Cambridge Man Sentenced for Receipt and Possession of Child Pornography
BOSTON – A Cambridge man was sentenced yesterday in federal court in Boston for child pornography offenses.
Robert Wharton, 31, was sentenced by U.S. District Court Chief Judge Dennis Saylor IV to five years in prison and five years of supervised release. In December 2020, Wharton pleaded guilty to one count of receiving child pornography and one count of possessing child pornography.
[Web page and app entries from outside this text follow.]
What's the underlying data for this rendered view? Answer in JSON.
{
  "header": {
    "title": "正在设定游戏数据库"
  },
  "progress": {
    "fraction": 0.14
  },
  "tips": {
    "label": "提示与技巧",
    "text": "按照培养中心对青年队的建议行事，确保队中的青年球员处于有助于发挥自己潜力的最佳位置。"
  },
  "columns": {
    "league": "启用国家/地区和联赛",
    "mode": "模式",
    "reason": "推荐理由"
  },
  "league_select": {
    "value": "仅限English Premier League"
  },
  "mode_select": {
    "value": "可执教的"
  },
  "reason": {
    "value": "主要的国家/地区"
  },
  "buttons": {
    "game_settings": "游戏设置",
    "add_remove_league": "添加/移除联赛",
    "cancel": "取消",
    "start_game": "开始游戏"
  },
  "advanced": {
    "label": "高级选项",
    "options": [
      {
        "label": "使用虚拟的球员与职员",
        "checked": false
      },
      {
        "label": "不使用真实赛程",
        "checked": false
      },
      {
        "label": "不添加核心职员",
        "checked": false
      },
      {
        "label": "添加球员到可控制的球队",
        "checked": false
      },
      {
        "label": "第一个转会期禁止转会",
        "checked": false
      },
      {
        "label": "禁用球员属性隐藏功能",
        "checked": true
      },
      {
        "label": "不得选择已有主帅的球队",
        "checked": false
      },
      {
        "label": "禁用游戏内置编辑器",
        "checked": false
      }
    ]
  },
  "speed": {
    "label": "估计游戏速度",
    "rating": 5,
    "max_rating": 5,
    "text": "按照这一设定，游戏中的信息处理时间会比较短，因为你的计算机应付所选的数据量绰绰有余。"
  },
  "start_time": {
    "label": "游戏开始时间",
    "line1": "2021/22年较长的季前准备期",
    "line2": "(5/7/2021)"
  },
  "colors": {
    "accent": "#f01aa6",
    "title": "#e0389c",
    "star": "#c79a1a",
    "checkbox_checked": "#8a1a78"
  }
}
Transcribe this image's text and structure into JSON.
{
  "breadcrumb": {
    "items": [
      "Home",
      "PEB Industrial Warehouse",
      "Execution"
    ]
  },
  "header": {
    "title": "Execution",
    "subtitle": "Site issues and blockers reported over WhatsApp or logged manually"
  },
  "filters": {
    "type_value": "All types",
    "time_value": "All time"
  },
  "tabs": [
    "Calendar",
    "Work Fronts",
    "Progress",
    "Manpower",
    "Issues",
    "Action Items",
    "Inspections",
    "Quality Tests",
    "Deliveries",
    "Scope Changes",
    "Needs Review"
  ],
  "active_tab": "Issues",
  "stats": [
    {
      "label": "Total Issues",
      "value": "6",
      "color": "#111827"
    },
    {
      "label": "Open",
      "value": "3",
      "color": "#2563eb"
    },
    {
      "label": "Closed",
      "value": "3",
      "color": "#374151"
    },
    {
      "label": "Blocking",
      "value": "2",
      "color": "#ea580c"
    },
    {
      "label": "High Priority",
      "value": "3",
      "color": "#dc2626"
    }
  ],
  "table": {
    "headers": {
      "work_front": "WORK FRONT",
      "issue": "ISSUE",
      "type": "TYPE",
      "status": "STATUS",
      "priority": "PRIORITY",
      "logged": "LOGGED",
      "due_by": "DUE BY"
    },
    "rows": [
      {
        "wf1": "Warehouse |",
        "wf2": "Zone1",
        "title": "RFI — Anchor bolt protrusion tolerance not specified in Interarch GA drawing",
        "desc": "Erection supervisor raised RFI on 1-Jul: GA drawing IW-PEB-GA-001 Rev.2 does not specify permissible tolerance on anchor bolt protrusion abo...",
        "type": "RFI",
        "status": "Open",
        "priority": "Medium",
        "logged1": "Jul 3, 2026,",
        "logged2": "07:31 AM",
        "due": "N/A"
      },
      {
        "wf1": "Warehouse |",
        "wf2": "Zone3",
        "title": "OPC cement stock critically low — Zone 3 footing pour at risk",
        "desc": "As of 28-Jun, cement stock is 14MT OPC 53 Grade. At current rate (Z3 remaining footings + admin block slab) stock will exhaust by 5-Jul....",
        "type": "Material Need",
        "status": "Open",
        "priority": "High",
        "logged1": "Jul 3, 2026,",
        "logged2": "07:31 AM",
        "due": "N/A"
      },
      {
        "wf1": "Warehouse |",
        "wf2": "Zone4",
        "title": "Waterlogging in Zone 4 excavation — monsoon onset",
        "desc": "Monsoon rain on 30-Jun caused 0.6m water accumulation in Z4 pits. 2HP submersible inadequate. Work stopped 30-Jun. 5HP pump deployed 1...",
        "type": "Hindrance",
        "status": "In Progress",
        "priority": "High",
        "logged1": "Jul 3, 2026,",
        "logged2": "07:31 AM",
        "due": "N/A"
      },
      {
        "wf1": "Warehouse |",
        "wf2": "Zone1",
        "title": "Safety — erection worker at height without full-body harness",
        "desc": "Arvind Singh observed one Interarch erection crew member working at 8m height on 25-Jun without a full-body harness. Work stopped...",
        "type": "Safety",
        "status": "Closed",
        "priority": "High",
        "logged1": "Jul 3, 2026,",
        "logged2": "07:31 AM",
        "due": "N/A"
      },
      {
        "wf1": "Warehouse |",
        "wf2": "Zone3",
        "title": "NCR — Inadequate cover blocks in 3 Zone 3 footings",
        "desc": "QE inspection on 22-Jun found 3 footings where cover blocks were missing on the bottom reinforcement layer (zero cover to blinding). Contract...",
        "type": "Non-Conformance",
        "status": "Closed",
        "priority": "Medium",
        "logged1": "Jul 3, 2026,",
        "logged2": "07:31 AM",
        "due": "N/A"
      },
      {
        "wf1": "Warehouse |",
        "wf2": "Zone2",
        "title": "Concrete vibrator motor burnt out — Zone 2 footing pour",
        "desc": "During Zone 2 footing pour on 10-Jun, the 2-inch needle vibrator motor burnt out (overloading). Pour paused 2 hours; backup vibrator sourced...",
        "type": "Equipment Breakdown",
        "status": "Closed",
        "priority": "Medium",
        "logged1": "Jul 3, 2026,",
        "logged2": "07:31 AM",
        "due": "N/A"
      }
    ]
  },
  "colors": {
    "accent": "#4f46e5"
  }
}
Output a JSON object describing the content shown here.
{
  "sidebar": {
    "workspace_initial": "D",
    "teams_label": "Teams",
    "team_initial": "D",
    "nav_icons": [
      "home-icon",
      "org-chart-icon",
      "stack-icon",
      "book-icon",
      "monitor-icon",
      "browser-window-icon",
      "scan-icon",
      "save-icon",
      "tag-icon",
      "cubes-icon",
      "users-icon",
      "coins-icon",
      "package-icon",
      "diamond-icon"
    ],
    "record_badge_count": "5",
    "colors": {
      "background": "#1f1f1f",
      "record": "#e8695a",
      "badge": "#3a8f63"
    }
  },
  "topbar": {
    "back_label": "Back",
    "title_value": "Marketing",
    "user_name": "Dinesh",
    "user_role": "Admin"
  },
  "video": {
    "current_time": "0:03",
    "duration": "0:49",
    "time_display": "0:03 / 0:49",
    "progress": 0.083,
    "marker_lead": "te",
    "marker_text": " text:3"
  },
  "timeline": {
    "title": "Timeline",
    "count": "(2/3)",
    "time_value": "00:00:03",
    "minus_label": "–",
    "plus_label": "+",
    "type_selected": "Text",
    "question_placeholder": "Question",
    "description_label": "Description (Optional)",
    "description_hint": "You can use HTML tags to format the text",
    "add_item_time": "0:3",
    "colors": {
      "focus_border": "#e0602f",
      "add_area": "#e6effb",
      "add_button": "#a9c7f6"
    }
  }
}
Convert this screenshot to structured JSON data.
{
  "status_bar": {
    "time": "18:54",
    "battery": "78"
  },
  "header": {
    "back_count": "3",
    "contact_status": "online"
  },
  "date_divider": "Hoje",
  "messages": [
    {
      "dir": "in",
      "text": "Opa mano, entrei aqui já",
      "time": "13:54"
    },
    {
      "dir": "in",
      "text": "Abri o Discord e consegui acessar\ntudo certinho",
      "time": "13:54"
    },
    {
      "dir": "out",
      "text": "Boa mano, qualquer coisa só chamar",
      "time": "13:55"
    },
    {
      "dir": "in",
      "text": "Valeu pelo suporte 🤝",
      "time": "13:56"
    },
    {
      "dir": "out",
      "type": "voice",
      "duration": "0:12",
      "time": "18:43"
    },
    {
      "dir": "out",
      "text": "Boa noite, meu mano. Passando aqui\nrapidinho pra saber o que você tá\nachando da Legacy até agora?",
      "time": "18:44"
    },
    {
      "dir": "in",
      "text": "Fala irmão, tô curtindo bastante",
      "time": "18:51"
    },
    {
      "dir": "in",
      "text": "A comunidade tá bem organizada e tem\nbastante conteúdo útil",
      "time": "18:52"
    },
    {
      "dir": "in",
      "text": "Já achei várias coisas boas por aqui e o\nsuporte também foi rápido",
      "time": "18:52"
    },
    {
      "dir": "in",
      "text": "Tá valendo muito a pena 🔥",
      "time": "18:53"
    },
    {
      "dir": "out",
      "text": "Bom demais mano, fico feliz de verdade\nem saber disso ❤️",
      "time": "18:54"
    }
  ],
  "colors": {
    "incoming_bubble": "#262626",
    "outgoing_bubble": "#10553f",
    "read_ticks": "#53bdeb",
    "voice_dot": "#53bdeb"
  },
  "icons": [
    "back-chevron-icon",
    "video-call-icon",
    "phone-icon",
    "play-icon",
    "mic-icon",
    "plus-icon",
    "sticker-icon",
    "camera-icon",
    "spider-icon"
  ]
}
Federal investigators developed evidence that a user of the Kik messaging application had electronically transmitted funds to another individual in exchange for access to internet links containing child pornography. The investigation revealed that those funds originated from Wharton and that Wharton resided in an apartment in Cambridge. During a search of Wharton’s apartment, Kik messages that Wharton had exchanged with the person to whom he had sent funds were discovered. In addition, various images and videos depicting naked children were found on Wharton’s phone, including a pornographic video that Wharton had received via the Telegram messaging application; this video depicts a young child performing oral sex on an adult.
Acting United States Attorney Nathaniel R. Mendell and Joseph R. Bonavolonta, Special Agent in Charge of the Federal Bureau of Investigations, Boston Field Division made the announcement. Valuable assistance was provided by the Cambridge, Arlington, Newton and Revere Police Departments and the Massachusetts Department of Correction. Assistant U.S. Attorney Bill Abely, Chief of Mendell’s Major Crimes Unit, prosecuted the case.
This case was brought as part of Project Safe Childhood, a nationwide initiative to combat the growing epidemic of child sexual exploitation and abuse, launched in May 2006 by the Department of Justice. Led by the U.S. Attorneys’ Offices and the DOJ’s Child Exploitation and Obscenity Section, Project Safe Childhood marshals federal, state, and local resources to locate, apprehend, and prosecute individuals who exploit children, as well as identify and rescue victims. For more information about Project Safe Childhood, please visit www.projectsafechildhood.gov.